            In 1776 on a Revolutionary War campaign Col. William Christian led eighteen hundred men in an expedition against the Cherokees who had allied with the British and who were raiding frontier settlements. The men assembled at the Great Island of the Holston near present day Kingsport, Tennessee and headed down the War Trail for the Cherokee towns. They followed the trail through what would become Jefferson County. Their route took them past the Bend of the Chucky and along the length of Long Creek to its headwaters on the side of Bays Mountain near Finley’s Gap. They crossed over Bays Mountain onto the waters of Dumplin Creek and the beautiful Dumplin Valley. This early exposure of so many settlers to the fertile valleys between the French Broad and Holston Rivers undoubtedly resulted in the intense settlement activity which began less than ten years later.

            Old deeds often give clues to the route of the War Trail. On the seventh of June1784, a 400 acre survey was done for John Blackburn: “Long Creek at the second crossing of the War Path beginning fifty poles above the improvement …” This brief statement tells us that the War Trail crossed Long Creek at least two times and that John Blackburn had begun farming on this property prior to 1784 – a very early date.

            The Finley’s Gap and headwaters of Long Creek neighborhoods were bristling with pioneer families at a very early date. So many Jefferson County natives and descendents can trace their roots back to these earliest pioneer settlers. The heavy settlement activity here may have resulted from the proximity of this area to the War Trail which was the route taken by the first pioneers entering the area. Some of the earliest settlers and families in this neighborhood were James McCuistion, Sr. and Jr., David, Joseph, Andrew, Robert and Thomas McCuistion, John and Rebecca Jacobs, William and Jean Finley, Richard Grace, Richard Grisham, Thomas Dinnel, David Davies, John, James, Edward, and Andrew Blackburn, Samuel Lyle, James Corbett, Thomas Snoddy, James and Reuben Churchman, Bradley, Eli & William Bettis, George W. Jones, James Sherrod, John Sterling, William, Christopher, James and Thomas Bradshaw, Henry Brown, Samuel Gass, John Lang, William Hughes, James MvGuire.

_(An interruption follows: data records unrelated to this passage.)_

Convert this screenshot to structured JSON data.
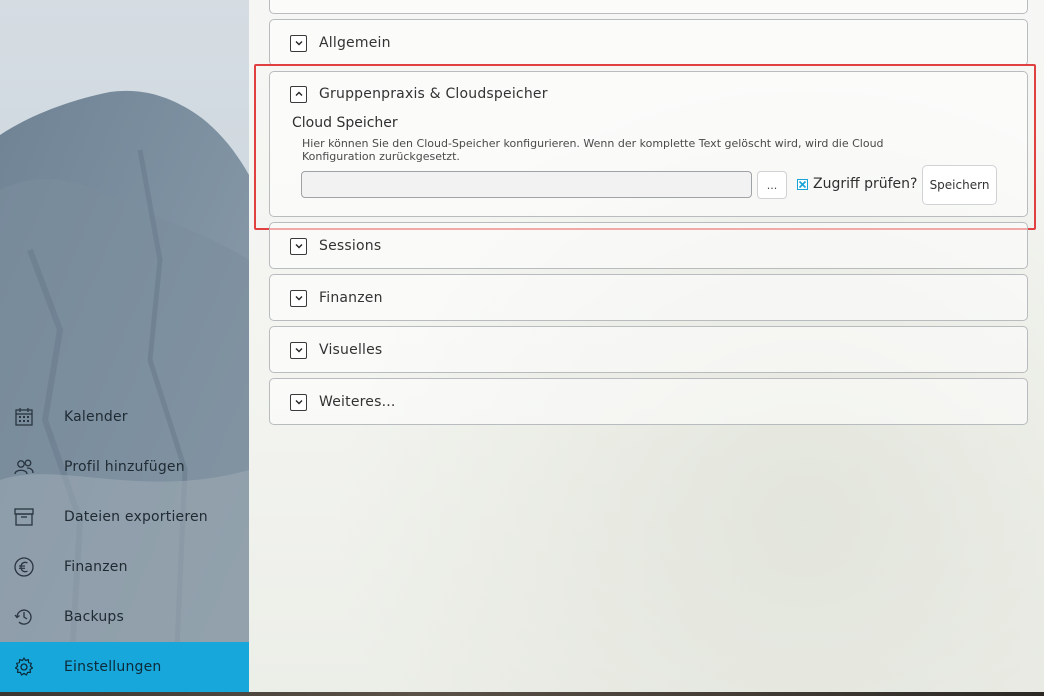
{
  "sidebar": {
    "items": [
      {
        "label": "Kalender",
        "icon": "calendar-icon"
      },
      {
        "label": "Profil hinzufügen",
        "icon": "users-icon"
      },
      {
        "label": "Dateien exportieren",
        "icon": "archive-icon"
      },
      {
        "label": "Finanzen",
        "icon": "euro-icon"
      },
      {
        "label": "Backups",
        "icon": "history-icon"
      },
      {
        "label": "Einstellungen",
        "icon": "gear-icon"
      }
    ],
    "active_index": 5,
    "active_color": "#17a7db"
  },
  "accordion": {
    "allgemein": "Allgemein",
    "gruppenpraxis": "Gruppenpraxis & Cloudspeicher",
    "sessions": "Sessions",
    "finanzen": "Finanzen",
    "visuelles": "Visuelles",
    "weiteres": "Weiteres..."
  },
  "cloud": {
    "title": "Cloud Speicher",
    "description": "Hier können Sie den Cloud-Speicher konfigurieren. Wenn der komplette Text gelöscht wird, wird die Cloud Konfiguration zurückgesetzt.",
    "input_value": "",
    "browse_label": "...",
    "check_label": "Zugriff prüfen?",
    "check_checked": true,
    "save_label": "Speichern"
  },
  "highlight_color": "#e0403f"
}
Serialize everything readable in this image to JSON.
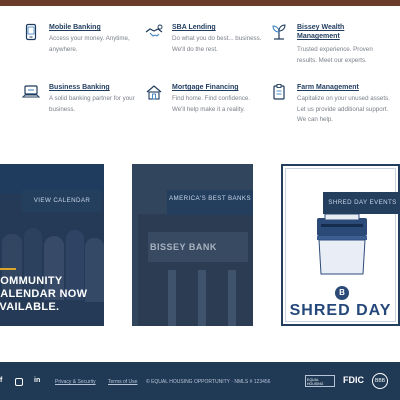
{
  "services": [
    {
      "title": "Mobile Banking",
      "desc": "Access your money. Anytime, anywhere.",
      "icon": "mobile-phone-icon"
    },
    {
      "title": "SBA Lending",
      "desc": "Do what you do best... business. We'll do the rest.",
      "icon": "handshake-icon"
    },
    {
      "title": "Bissey Wealth Management",
      "desc": "Trusted experience. Proven results. Meet our experts.",
      "icon": "wealth-plant-icon"
    },
    {
      "title": "Business Banking",
      "desc": "A solid banking partner for your business.",
      "icon": "laptop-icon"
    },
    {
      "title": "Mortgage Financing",
      "desc": "Find home. Find confidence. We'll help make it a reality.",
      "icon": "house-icon"
    },
    {
      "title": "Farm Management",
      "desc": "Capitalize on your unused assets. Let us provide additional support. We can help.",
      "icon": "clipboard-icon"
    }
  ],
  "cards": {
    "calendar": {
      "label": "VIEW CALENDAR",
      "headline": [
        "COMMUNITY",
        "CALENDAR NOW",
        "AVAILABLE."
      ]
    },
    "best_banks": {
      "label": "AMERICA'S BEST BANKS",
      "sign": "BISSEY BANK"
    },
    "shred": {
      "label": "SHRED DAY EVENTS",
      "title": "SHRED DAY"
    }
  },
  "footer": {
    "social": [
      "f",
      "ig",
      "in"
    ],
    "links": [
      "Privacy & Security",
      "Terms of Use"
    ],
    "notice": "© EQUAL HOUSING OPPORTUNITY  ·  NMLS # 123456",
    "badges": [
      "EQUAL HOUSING LENDER",
      "FDIC",
      "BBB"
    ]
  },
  "colors": {
    "navy": "#1f3b5e",
    "label_bg": "#243e5e",
    "footer_bg": "#203955",
    "accent_gold": "#d9a62a",
    "text_gray": "#7a7f87"
  }
}
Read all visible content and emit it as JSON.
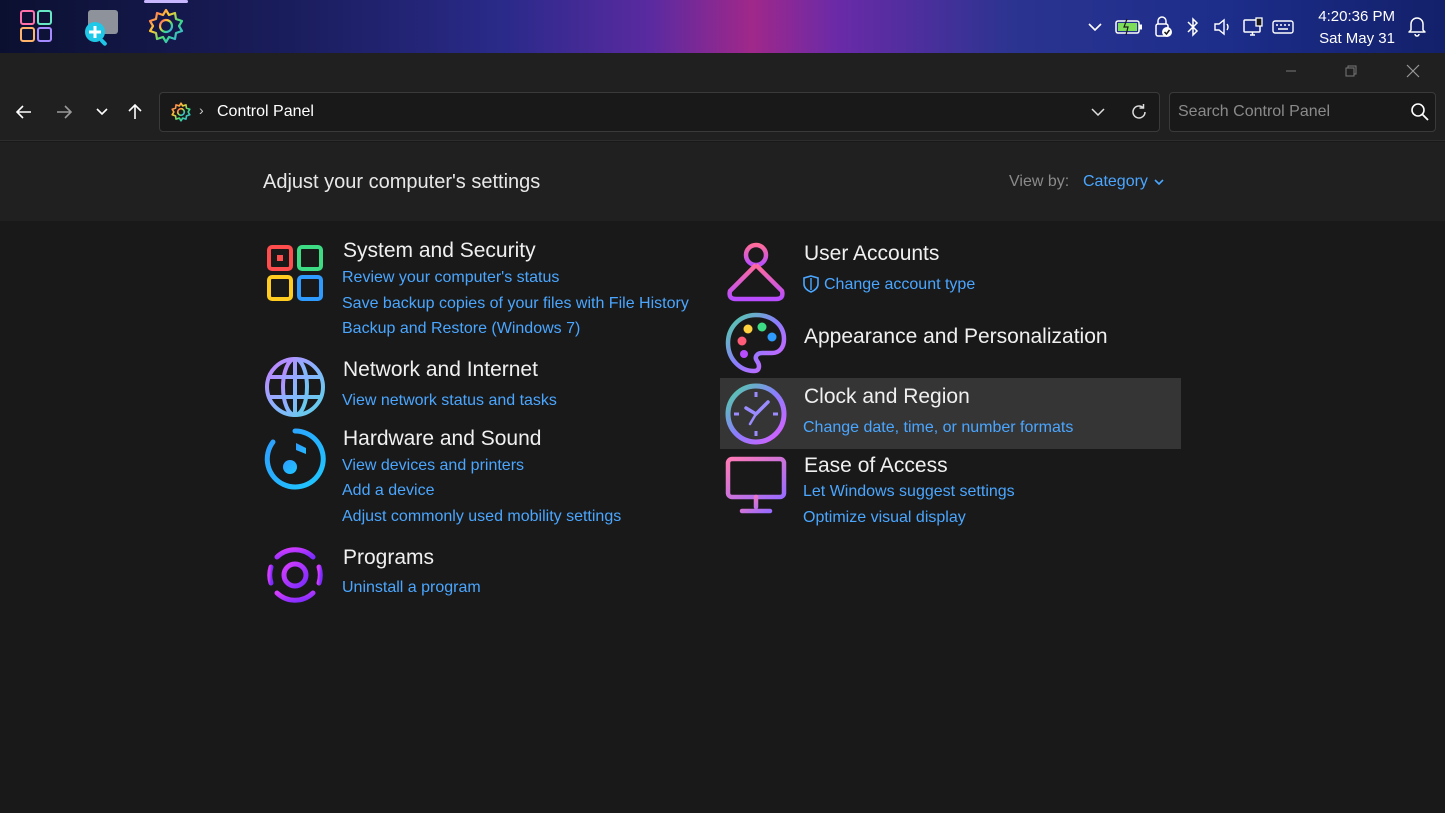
{
  "taskbar": {
    "apps": [
      {
        "name": "start-icon"
      },
      {
        "name": "magnifier-app-icon"
      },
      {
        "name": "settings-app-icon",
        "active": true
      }
    ],
    "tray_icons": [
      "chevron-up-icon",
      "battery-icon",
      "security-icon",
      "bluetooth-icon",
      "volume-icon",
      "display-icon",
      "keyboard-icon"
    ],
    "time": "4:20:36 PM",
    "date": "Sat May 31"
  },
  "address": {
    "location": "Control Panel",
    "search_placeholder": "Search Control Panel"
  },
  "header": {
    "title": "Adjust your computer's settings",
    "view_by_label": "View by:",
    "view_by_value": "Category"
  },
  "categories_left": [
    {
      "title": "System and Security",
      "icon": "system-security-icon",
      "links": [
        "Review your computer's status",
        "Save backup copies of your files with File History",
        "Backup and Restore (Windows 7)"
      ]
    },
    {
      "title": "Network and Internet",
      "icon": "globe-icon",
      "links": [
        "View network status and tasks"
      ]
    },
    {
      "title": "Hardware and Sound",
      "icon": "music-note-icon",
      "links": [
        "View devices and printers",
        "Add a device",
        "Adjust commonly used mobility settings"
      ]
    },
    {
      "title": "Programs",
      "icon": "programs-icon",
      "links": [
        "Uninstall a program"
      ]
    }
  ],
  "categories_right": [
    {
      "title": "User Accounts",
      "icon": "user-icon",
      "links": [
        "Change account type"
      ]
    },
    {
      "title": "Appearance and Personalization",
      "icon": "palette-icon",
      "links": []
    },
    {
      "title": "Clock and Region",
      "icon": "clock-icon",
      "links": [
        "Change date, time, or number formats"
      ],
      "hovered": true
    },
    {
      "title": "Ease of Access",
      "icon": "monitor-icon",
      "links": [
        "Let Windows suggest settings",
        "Optimize visual display"
      ]
    }
  ],
  "colors": {
    "link": "#4aa6ff",
    "background": "#191919",
    "band": "#202020"
  }
}
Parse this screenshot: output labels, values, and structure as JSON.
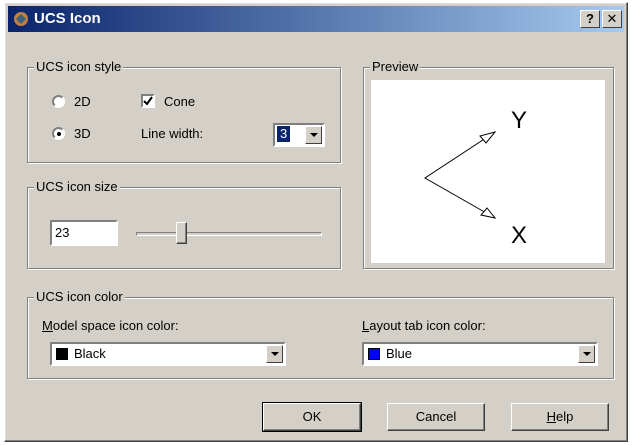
{
  "window": {
    "title": "UCS Icon",
    "help_label": "?",
    "close_label": "✕"
  },
  "style_group": {
    "legend": "UCS icon style",
    "radio_2d": "2D",
    "radio_3d": "3D",
    "selected": "3D",
    "cone_label": "Cone",
    "cone_checked": true,
    "line_width_label": "Line width:",
    "line_width_value": "3"
  },
  "preview_group": {
    "legend": "Preview",
    "axis_y": "Y",
    "axis_x": "X"
  },
  "size_group": {
    "legend": "UCS icon size",
    "value": "23",
    "slider_fraction": 0.23
  },
  "color_group": {
    "legend": "UCS icon color",
    "model_label": "Model space icon color:",
    "model_value": "Black",
    "model_color": "#000000",
    "layout_label": "Layout tab icon color:",
    "layout_value": "Blue",
    "layout_color": "#0000ff"
  },
  "buttons": {
    "ok": "OK",
    "cancel": "Cancel",
    "help": "Help"
  }
}
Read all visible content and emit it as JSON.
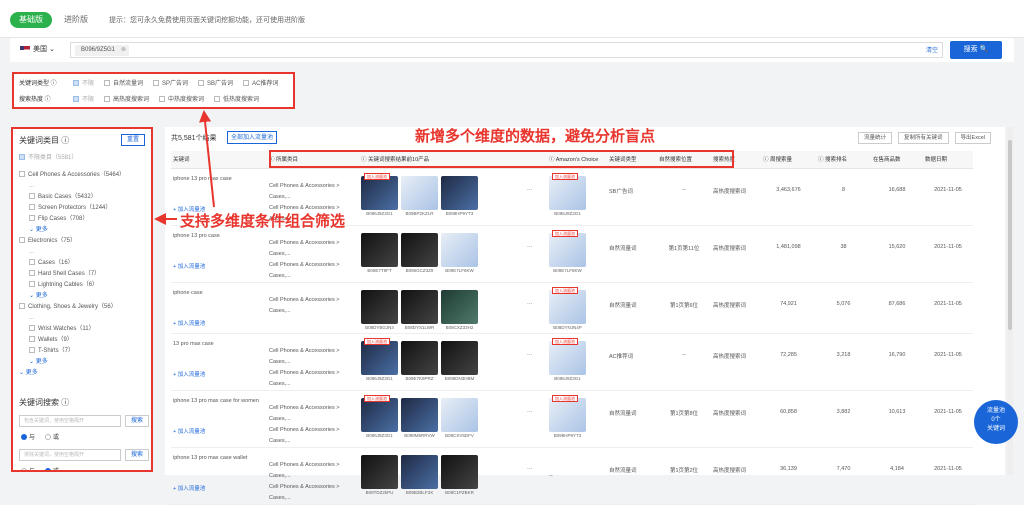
{
  "tabs": [
    "基础版",
    "进阶版"
  ],
  "hint": "提示：您可永久免费使用页面关键词挖掘功能，还可使用进阶版",
  "search": {
    "country": "美国",
    "chip": "B096/9Z5G1",
    "clear": "清空",
    "button": "搜索 🔍"
  },
  "filters": {
    "type_label": "关键词类型 ⓘ",
    "type_options": [
      "不限",
      "自然流量词",
      "SP广告词",
      "SB广告词",
      "AC推荐词"
    ],
    "heat_label": "搜索热度 ⓘ",
    "heat_options": [
      "不限",
      "高热度搜索词",
      "中热度搜索词",
      "低热度搜索词"
    ]
  },
  "left": {
    "title": "关键词类目 ⓘ",
    "btn": "重置",
    "items": [
      "不限类目（5581）",
      "Cell Phones & Accessories（5464）",
      "...",
      "Basic Cases（5432）",
      "Screen Protectors（1244）",
      "Flip Cases（708）",
      "更多",
      "Electronics（75）",
      "...",
      "Cases（16）",
      "Hard Shell Cases（7）",
      "Lightning Cables（6）",
      "更多",
      "Clothing, Shoes & Jewelry（56）",
      "...",
      "Wrist Watches（11）",
      "Wallets（9）",
      "T-Shirts（7）",
      "更多",
      "更多"
    ],
    "kw_title": "关键词搜索 ⓘ",
    "kw_placeholder1": "包含关键词，使用空格隔开",
    "kw_placeholder2": "排除关键词，使用空格隔开",
    "kw_btn": "搜索",
    "and": "与",
    "or": "或"
  },
  "result": {
    "count": "共5,581个结果",
    "addall": "全部加入流量池"
  },
  "tools": [
    "流量统计",
    "复制所有关键词",
    "导出Excel"
  ],
  "annot1": "新增多个维度的数据，避免分析盲点",
  "annot2": "支持多维度条件组合筛选",
  "headers": [
    "关键词",
    "所属类目",
    "关键词搜索结果前10产品",
    "",
    "Amazon's Choice",
    "关键词类型",
    "自然搜索位置",
    "搜索热度",
    "周搜索量",
    "搜索排名",
    "在售商品数",
    "数据日期"
  ],
  "rows": [
    {
      "kw": "iphone 13 pro max case",
      "cat1": "Cell Phones & Accessories > Cases,...",
      "cat2": "Cell Phones & Accessories > Access...",
      "asins": [
        "B096J9Z3G1",
        "B09BP2KZLR",
        "B098HP9YT3"
      ],
      "ac": "B096J9Z3G1",
      "type": "SB广告词",
      "pos": "--",
      "heat": "高热度搜索词",
      "vol": "3,463,676",
      "rank": "8",
      "goods": "16,688",
      "date": "2021-11-05"
    },
    {
      "kw": "iphone 13 pro case",
      "cat1": "Cell Phones & Accessories > Cases,...",
      "cat2": "Cell Phones & Accessories > Cases,...",
      "asins": [
        "B09E7T9FT",
        "B096GCZ3Z9",
        "B09E7LF6KW"
      ],
      "ac": "B09E7LF6KW",
      "type": "自然流量词",
      "pos": "第1页第11位",
      "heat": "高热度搜索词",
      "vol": "1,481,098",
      "rank": "38",
      "goods": "15,620",
      "date": "2021-11-05"
    },
    {
      "kw": "iphone case",
      "cat1": "Cell Phones & Accessories > Cases,...",
      "cat2": "",
      "asins": [
        "B08DYBGJN4",
        "B08DYS1LWR",
        "B08CXZ33H2"
      ],
      "ac": "B08DYNJN4P",
      "type": "自然流量词",
      "pos": "第1页第6位",
      "heat": "高热度搜索词",
      "vol": "74,921",
      "rank": "5,076",
      "goods": "87,686",
      "date": "2021-11-05"
    },
    {
      "kw": "13 pro max case",
      "cat1": "Cell Phones & Accessories > Cases,...",
      "cat2": "Cell Phones & Accessories > Cases,...",
      "asins": [
        "B096J9Z3G1",
        "B09E7K9PRZ",
        "B098DN3HBM"
      ],
      "ac": "B096J9Z3G1",
      "type": "AC推荐词",
      "pos": "--",
      "heat": "高热度搜索词",
      "vol": "72,285",
      "rank": "3,218",
      "goods": "16,790",
      "date": "2021-11-05"
    },
    {
      "kw": "iphone 13 pro max case for women",
      "cat1": "Cell Phones & Accessories > Cases,...",
      "cat2": "Cell Phones & Accessories > Cases,...",
      "asins": [
        "B096J9Z3G1",
        "B098M5RRVW",
        "B08CSV5DFV"
      ],
      "ac": "B098HP9YT3",
      "type": "自然流量词",
      "pos": "第1页第8位",
      "heat": "高热度搜索词",
      "vol": "60,858",
      "rank": "3,882",
      "goods": "10,613",
      "date": "2021-11-05"
    },
    {
      "kw": "iphone 13 pro max case wallet",
      "cat1": "Cell Phones & Accessories > Cases,...",
      "cat2": "Cell Phones & Accessories > Cases,...",
      "asins": [
        "B09TDZ2kPU",
        "B09B2BLF3X",
        "B09C1PZBKR"
      ],
      "ac": "--",
      "type": "自然流量词",
      "pos": "第1页第2位",
      "heat": "高热度搜索词",
      "vol": "36,139",
      "rank": "7,470",
      "goods": "4,184",
      "date": "2021-11-05"
    }
  ],
  "addpool": "+ 加入流量池",
  "tag": "加入流量池",
  "float": {
    "l1": "流量池",
    "l2": "0个",
    "l3": "关键词"
  }
}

James and Levina Scott, Jerimiah and Catherine Nicholson, Ninian Chamberlain, William Givens, John Carson, Andrew and Agnes McAdow, Richard Collins, Rebacca and Elizabeth Grisham, Robert Mansfield, Jacob Crider, William Walker, Samuel McGreary, Patrick and James McGuire, Henry Bradford, Richard Grace, James Gibbons, Robert Miller, Daniel Prigmore, Moses Samples, John Potter, George McGirt, Henry Hagard, John lacey, William Rankin, McGarahs, Kerrs, Bethens, Yells, Kimbroughs, and others.

            Davy Crockett’s in-laws, the Finleys, must have moved onto their home in the gap of Bays Mountain at a fairly early date. The name of the gap, Finley’s Gap, is still in use today. The one hundred acre Finley homestead and David Crockett’s first home were located in Finley’s Gap not far from Collier’s Corner.

            The location of the “Standing Rock on the War Path” has been narrowed down to the area along Sager Road and Hinkle Road on the headwaters of Long Creek between Chestnut Grove and Finley’s Gap. In 1811 it was near property owned by Samual Lyle, Thomas, David and Robert McMuistion, Agnes McAdow, and John Blackburn.

            If any one has any information about the War Trail anywhere in Jefferson County we are interested in knowing about it. We have a particular interest in finding the Standing Rock on the War Path and the trail as it crosses Bays Mountain near Finley’s Gap but would also like to document the trail at any point within the county.